Exercise directions: Reproduce all of the data word for word.

Extracted entries:
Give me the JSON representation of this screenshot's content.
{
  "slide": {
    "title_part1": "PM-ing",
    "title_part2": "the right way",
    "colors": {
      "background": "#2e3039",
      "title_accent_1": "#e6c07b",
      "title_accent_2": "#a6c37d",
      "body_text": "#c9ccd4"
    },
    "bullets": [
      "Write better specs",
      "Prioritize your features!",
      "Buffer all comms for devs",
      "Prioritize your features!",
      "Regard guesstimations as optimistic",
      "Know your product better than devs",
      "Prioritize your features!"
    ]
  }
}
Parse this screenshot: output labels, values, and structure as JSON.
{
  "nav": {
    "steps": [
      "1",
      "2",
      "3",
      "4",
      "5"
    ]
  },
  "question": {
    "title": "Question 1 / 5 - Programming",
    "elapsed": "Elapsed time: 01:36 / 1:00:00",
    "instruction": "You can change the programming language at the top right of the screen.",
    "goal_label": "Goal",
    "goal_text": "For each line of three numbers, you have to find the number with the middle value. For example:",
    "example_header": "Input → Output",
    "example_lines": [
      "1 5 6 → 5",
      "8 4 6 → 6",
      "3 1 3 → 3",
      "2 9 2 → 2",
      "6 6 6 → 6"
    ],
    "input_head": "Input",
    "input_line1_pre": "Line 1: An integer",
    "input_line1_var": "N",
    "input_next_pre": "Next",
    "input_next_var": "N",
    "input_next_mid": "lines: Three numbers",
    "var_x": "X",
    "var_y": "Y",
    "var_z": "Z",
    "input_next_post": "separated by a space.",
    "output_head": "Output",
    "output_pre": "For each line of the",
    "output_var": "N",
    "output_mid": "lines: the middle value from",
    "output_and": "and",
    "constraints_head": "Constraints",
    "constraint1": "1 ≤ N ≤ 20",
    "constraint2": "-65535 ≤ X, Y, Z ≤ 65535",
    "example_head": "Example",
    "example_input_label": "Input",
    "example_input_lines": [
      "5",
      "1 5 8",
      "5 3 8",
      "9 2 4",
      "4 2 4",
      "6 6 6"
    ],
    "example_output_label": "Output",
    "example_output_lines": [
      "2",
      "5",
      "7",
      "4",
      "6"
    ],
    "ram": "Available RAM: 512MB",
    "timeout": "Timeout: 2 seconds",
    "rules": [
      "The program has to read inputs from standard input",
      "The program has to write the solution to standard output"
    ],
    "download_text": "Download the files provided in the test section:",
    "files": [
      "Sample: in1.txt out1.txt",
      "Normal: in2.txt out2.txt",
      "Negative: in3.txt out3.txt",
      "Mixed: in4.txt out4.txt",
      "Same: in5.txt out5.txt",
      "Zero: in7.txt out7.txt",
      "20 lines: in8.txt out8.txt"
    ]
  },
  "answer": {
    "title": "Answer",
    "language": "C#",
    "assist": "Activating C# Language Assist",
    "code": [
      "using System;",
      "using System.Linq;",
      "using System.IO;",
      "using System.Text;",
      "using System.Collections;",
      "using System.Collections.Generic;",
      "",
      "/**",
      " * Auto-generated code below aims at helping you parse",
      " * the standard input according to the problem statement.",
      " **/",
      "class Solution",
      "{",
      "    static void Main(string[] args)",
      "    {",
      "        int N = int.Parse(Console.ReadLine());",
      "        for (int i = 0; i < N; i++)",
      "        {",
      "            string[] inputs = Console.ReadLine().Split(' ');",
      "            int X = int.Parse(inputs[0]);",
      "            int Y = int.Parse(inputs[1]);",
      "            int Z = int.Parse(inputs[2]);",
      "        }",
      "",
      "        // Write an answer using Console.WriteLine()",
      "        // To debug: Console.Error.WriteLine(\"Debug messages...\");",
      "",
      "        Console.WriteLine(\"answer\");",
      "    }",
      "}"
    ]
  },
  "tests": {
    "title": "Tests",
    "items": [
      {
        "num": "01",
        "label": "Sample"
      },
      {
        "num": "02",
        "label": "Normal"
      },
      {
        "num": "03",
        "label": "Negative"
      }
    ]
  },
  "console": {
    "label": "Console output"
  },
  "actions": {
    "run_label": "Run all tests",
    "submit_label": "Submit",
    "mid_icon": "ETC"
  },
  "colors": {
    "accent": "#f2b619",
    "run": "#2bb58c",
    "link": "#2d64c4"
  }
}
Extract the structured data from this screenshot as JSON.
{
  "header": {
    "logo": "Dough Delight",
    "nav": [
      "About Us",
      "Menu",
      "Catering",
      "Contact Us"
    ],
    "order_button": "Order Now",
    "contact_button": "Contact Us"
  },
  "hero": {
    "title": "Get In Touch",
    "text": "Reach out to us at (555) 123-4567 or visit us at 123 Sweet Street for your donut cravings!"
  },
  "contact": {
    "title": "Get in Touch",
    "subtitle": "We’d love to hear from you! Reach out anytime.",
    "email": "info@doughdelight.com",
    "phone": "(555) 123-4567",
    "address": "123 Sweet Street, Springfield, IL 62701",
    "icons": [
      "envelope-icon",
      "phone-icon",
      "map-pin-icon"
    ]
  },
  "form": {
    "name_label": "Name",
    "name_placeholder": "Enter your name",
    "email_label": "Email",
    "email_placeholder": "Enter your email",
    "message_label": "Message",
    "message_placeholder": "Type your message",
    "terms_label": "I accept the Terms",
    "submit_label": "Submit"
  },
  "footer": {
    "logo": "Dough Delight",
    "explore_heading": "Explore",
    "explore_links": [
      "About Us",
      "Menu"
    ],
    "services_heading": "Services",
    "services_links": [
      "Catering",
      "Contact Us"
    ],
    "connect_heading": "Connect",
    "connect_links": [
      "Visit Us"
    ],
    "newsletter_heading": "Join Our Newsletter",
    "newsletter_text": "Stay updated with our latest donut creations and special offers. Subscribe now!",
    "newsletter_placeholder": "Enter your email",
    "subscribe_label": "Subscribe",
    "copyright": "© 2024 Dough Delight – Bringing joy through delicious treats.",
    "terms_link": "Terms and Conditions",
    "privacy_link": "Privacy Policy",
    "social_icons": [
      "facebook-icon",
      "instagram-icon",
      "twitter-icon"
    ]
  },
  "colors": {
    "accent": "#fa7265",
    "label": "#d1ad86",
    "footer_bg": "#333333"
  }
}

Exercise solution:
Give me the JSON representation of this screenshot's content.
{
  "slide": {
    "title_part1": "PM-ing",
    "title_part2": "the right way",
    "colors": {
      "background": "#2e3039",
      "title_accent_1": "#e6c07b",
      "title_accent_2": "#a6c37d",
      "body_text": "#c9ccd4"
    },
    "bullets": [
      "Write better specs",
      "Prioritize your features!",
      "Buffer all comms for devs",
      "Prioritize your features!",
      "Regard guesstimations as optimistic",
      "Know your product better than devs",
      "Prioritize your features!"
    ]
  }
}
Parse this screenshot: output labels, values, and structure as JSON.
{
  "nav": {
    "steps": [
      "1",
      "2",
      "3",
      "4",
      "5"
    ]
  },
  "question": {
    "title": "Question 1 / 5 - Programming",
    "elapsed": "Elapsed time: 01:36 / 1:00:00",
    "instruction": "You can change the programming language at the top right of the screen.",
    "goal_label": "Goal",
    "goal_text": "For each line of three numbers, you have to find the number with the middle value. For example:",
    "example_header": "Input → Output",
    "example_lines": [
      "1 5 6 → 5",
      "8 4 6 → 6",
      "3 1 3 → 3",
      "2 9 2 → 2",
      "6 6 6 → 6"
    ],
    "input_head": "Input",
    "input_line1_pre": "Line 1: An integer",
    "input_line1_var": "N",
    "input_next_pre": "Next",
    "input_next_var": "N",
    "input_next_mid": "lines: Three numbers",
    "var_x": "X",
    "var_y": "Y",
    "var_z": "Z",
    "input_next_post": "separated by a space.",
    "output_head": "Output",
    "output_pre": "For each line of the",
    "output_var": "N",
    "output_mid": "lines: the middle value from",
    "output_and": "and",
    "constraints_head": "Constraints",
    "constraint1": "1 ≤ N ≤ 20",
    "constraint2": "-65535 ≤ X, Y, Z ≤ 65535",
    "example_head": "Example",
    "example_input_label": "Input",
    "example_input_lines": [
      "5",
      "1 5 8",
      "5 3 8",
      "9 2 4",
      "4 2 4",
      "6 6 6"
    ],
    "example_output_label": "Output",
    "example_output_lines": [
      "2",
      "5",
      "7",
      "4",
      "6"
    ],
    "ram": "Available RAM: 512MB",
    "timeout": "Timeout: 2 seconds",
    "rules": [
      "The program has to read inputs from standard input",
      "The program has to write the solution to standard output"
    ],
    "download_text": "Download the files provided in the test section:",
    "files": [
      "Sample: in1.txt out1.txt",
      "Normal: in2.txt out2.txt",
      "Negative: in3.txt out3.txt",
      "Mixed: in4.txt out4.txt",
      "Same: in5.txt out5.txt",
      "Zero: in7.txt out7.txt",
      "20 lines: in8.txt out8.txt"
    ]
  },
  "answer": {
    "title": "Answer",
    "language": "C#",
    "assist": "Activating C# Language Assist",
    "code": [
      "using System;",
      "using System.Linq;",
      "using System.IO;",
      "using System.Text;",
      "using System.Collections;",
      "using System.Collections.Generic;",
      "",
      "/**",
      " * Auto-generated code below aims at helping you parse",
      " * the standard input according to the problem statement.",
      " **/",
      "class Solution",
      "{",
      "    static void Main(string[] args)",
      "    {",
      "        int N = int.Parse(Console.ReadLine());",
      "        for (int i = 0; i < N; i++)",
      "        {",
      "            string[] inputs = Console.ReadLine().Split(' ');",
      "            int X = int.Parse(inputs[0]);",
      "            int Y = int.Parse(inputs[1]);",
      "            int Z = int.Parse(inputs[2]);",
      "        }",
      "",
      "        // Write an answer using Console.WriteLine()",
      "        // To debug: Console.Error.WriteLine(\"Debug messages...\");",
      "",
      "        Console.WriteLine(\"answer\");",
      "    }",
      "}"
    ]
  },
  "tests": {
    "title": "Tests",
    "items": [
      {
        "num": "01",
        "label": "Sample"
      },
      {
        "num": "02",
        "label": "Normal"
      },
      {
        "num": "03",
        "label": "Negative"
      }
    ]
  },
  "console": {
    "label": "Console output"
  },
  "actions": {
    "run_label": "Run all tests",
    "submit_label": "Submit",
    "mid_icon": "ETC"
  },
  "colors": {
    "accent": "#f2b619",
    "run": "#2bb58c",
    "link": "#2d64c4"
  }
}
Extract the structured data from this screenshot as JSON.
{
  "header": {
    "logo": "Dough Delight",
    "nav": [
      "About Us",
      "Menu",
      "Catering",
      "Contact Us"
    ],
    "order_button": "Order Now",
    "contact_button": "Contact Us"
  },
  "hero": {
    "title": "Get In Touch",
    "text": "Reach out to us at (555) 123-4567 or visit us at 123 Sweet Street for your donut cravings!"
  },
  "contact": {
    "title": "Get in Touch",
    "subtitle": "We’d love to hear from you! Reach out anytime.",
    "email": "info@doughdelight.com",
    "phone": "(555) 123-4567",
    "address": "123 Sweet Street, Springfield, IL 62701",
    "icons": [
      "envelope-icon",
      "phone-icon",
      "map-pin-icon"
    ]
  },
  "form": {
    "name_label": "Name",
    "name_placeholder": "Enter your name",
    "email_label": "Email",
    "email_placeholder": "Enter your email",
    "message_label": "Message",
    "message_placeholder": "Type your message",
    "terms_label": "I accept the Terms",
    "submit_label": "Submit"
  },
  "footer": {
    "logo": "Dough Delight",
    "explore_heading": "Explore",
    "explore_links": [
      "About Us",
      "Menu"
    ],
    "services_heading": "Services",
    "services_links": [
      "Catering",
      "Contact Us"
    ],
    "connect_heading": "Connect",
    "connect_links": [
      "Visit Us"
    ],
    "newsletter_heading": "Join Our Newsletter",
    "newsletter_text": "Stay updated with our latest donut creations and special offers. Subscribe now!",
    "newsletter_placeholder": "Enter your email",
    "subscribe_label": "Subscribe",
    "copyright": "© 2024 Dough Delight – Bringing joy through delicious treats.",
    "terms_link": "Terms and Conditions",
    "privacy_link": "Privacy Policy",
    "social_icons": [
      "facebook-icon",
      "instagram-icon",
      "twitter-icon"
    ]
  },
  "colors": {
    "accent": "#fa7265",
    "label": "#d1ad86",
    "footer_bg": "#333333"
  }
}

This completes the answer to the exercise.